Segment Start: Data under study

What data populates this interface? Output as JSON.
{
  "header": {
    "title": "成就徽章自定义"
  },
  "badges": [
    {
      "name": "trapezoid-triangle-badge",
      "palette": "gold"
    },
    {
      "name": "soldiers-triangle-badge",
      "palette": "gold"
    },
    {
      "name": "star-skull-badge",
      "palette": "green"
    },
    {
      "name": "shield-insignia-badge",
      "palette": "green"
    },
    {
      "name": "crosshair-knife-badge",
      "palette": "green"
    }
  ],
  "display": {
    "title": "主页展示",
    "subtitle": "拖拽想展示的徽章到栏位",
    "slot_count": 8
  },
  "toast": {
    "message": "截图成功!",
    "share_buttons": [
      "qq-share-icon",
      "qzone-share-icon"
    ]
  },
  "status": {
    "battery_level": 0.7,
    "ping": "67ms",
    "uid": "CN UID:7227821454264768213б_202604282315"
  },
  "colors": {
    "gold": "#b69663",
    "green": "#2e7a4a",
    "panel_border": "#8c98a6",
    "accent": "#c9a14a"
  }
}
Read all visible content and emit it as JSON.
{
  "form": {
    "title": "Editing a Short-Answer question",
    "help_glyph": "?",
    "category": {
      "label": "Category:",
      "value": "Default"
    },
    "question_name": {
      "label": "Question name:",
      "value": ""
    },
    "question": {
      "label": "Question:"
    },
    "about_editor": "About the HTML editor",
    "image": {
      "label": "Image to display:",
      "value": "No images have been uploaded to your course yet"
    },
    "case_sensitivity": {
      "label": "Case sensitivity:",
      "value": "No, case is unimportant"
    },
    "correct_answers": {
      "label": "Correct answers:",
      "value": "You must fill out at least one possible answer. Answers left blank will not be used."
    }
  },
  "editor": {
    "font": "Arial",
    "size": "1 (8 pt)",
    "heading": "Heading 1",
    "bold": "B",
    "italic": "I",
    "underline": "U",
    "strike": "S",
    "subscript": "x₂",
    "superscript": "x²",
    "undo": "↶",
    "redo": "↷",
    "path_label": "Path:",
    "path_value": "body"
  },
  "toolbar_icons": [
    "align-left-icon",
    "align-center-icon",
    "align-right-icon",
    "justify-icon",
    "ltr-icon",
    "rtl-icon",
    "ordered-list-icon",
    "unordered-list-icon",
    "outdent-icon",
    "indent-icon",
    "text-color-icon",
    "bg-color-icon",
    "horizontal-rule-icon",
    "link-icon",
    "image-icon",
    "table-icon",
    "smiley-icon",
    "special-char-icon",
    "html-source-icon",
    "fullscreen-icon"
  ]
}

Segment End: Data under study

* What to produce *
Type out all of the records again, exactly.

* Solution below *
What data populates this interface? Output as JSON.
{
  "header": {
    "title": "成就徽章自定义"
  },
  "badges": [
    {
      "name": "trapezoid-triangle-badge",
      "palette": "gold"
    },
    {
      "name": "soldiers-triangle-badge",
      "palette": "gold"
    },
    {
      "name": "star-skull-badge",
      "palette": "green"
    },
    {
      "name": "shield-insignia-badge",
      "palette": "green"
    },
    {
      "name": "crosshair-knife-badge",
      "palette": "green"
    }
  ],
  "display": {
    "title": "主页展示",
    "subtitle": "拖拽想展示的徽章到栏位",
    "slot_count": 8
  },
  "toast": {
    "message": "截图成功!",
    "share_buttons": [
      "qq-share-icon",
      "qzone-share-icon"
    ]
  },
  "status": {
    "battery_level": 0.7,
    "ping": "67ms",
    "uid": "CN UID:7227821454264768213б_202604282315"
  },
  "colors": {
    "gold": "#b69663",
    "green": "#2e7a4a",
    "panel_border": "#8c98a6",
    "accent": "#c9a14a"
  }
}
Read all visible content and emit it as JSON.
{
  "form": {
    "title": "Editing a Short-Answer question",
    "help_glyph": "?",
    "category": {
      "label": "Category:",
      "value": "Default"
    },
    "question_name": {
      "label": "Question name:",
      "value": ""
    },
    "question": {
      "label": "Question:"
    },
    "about_editor": "About the HTML editor",
    "image": {
      "label": "Image to display:",
      "value": "No images have been uploaded to your course yet"
    },
    "case_sensitivity": {
      "label": "Case sensitivity:",
      "value": "No, case is unimportant"
    },
    "correct_answers": {
      "label": "Correct answers:",
      "value": "You must fill out at least one possible answer. Answers left blank will not be used."
    }
  },
  "editor": {
    "font": "Arial",
    "size": "1 (8 pt)",
    "heading": "Heading 1",
    "bold": "B",
    "italic": "I",
    "underline": "U",
    "strike": "S",
    "subscript": "x₂",
    "superscript": "x²",
    "undo": "↶",
    "redo": "↷",
    "path_label": "Path:",
    "path_value": "body"
  },
  "toolbar_icons": [
    "align-left-icon",
    "align-center-icon",
    "align-right-icon",
    "justify-icon",
    "ltr-icon",
    "rtl-icon",
    "ordered-list-icon",
    "unordered-list-icon",
    "outdent-icon",
    "indent-icon",
    "text-color-icon",
    "bg-color-icon",
    "horizontal-rule-icon",
    "link-icon",
    "image-icon",
    "table-icon",
    "smiley-icon",
    "special-char-icon",
    "html-source-icon",
    "fullscreen-icon"
  ]
}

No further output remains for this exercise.